(Exercise input):
▼▼▼
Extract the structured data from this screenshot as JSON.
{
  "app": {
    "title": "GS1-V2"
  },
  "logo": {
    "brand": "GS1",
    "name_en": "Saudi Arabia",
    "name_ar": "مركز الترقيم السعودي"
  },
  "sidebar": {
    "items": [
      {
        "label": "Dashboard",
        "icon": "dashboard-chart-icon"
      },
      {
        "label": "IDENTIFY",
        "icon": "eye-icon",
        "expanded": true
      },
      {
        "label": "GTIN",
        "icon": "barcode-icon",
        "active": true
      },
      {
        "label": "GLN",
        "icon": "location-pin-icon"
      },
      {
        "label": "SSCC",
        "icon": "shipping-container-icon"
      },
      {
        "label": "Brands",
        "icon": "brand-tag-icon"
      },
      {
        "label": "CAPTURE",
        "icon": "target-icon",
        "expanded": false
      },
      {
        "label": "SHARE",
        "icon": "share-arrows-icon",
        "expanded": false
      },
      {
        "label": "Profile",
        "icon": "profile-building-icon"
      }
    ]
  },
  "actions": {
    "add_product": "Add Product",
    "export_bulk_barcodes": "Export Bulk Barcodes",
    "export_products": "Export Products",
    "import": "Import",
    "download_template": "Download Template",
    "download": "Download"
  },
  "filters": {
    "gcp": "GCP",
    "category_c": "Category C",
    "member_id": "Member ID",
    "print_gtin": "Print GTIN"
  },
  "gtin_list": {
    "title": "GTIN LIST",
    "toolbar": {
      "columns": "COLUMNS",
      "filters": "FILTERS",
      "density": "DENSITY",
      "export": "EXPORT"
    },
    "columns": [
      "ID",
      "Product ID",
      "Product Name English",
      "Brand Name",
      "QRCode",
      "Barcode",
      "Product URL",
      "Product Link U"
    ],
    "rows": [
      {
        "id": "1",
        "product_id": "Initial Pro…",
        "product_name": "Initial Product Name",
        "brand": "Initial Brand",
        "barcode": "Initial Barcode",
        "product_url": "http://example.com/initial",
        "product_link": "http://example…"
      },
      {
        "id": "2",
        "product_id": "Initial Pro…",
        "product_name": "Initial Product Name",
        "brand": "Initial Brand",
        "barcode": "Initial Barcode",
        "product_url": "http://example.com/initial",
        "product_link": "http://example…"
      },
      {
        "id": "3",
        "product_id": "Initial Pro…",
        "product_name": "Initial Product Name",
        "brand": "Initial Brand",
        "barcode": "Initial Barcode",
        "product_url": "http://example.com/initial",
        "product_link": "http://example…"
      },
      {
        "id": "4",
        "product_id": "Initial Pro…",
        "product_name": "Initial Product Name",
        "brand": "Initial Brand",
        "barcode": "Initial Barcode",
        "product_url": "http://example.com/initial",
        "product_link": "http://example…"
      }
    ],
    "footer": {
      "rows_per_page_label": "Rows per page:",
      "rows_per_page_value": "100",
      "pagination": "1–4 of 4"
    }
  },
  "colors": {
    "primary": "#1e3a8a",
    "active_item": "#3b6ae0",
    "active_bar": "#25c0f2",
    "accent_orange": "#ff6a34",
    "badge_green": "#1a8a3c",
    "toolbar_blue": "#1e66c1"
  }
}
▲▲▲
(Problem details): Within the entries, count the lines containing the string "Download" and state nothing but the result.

(Finished task): 2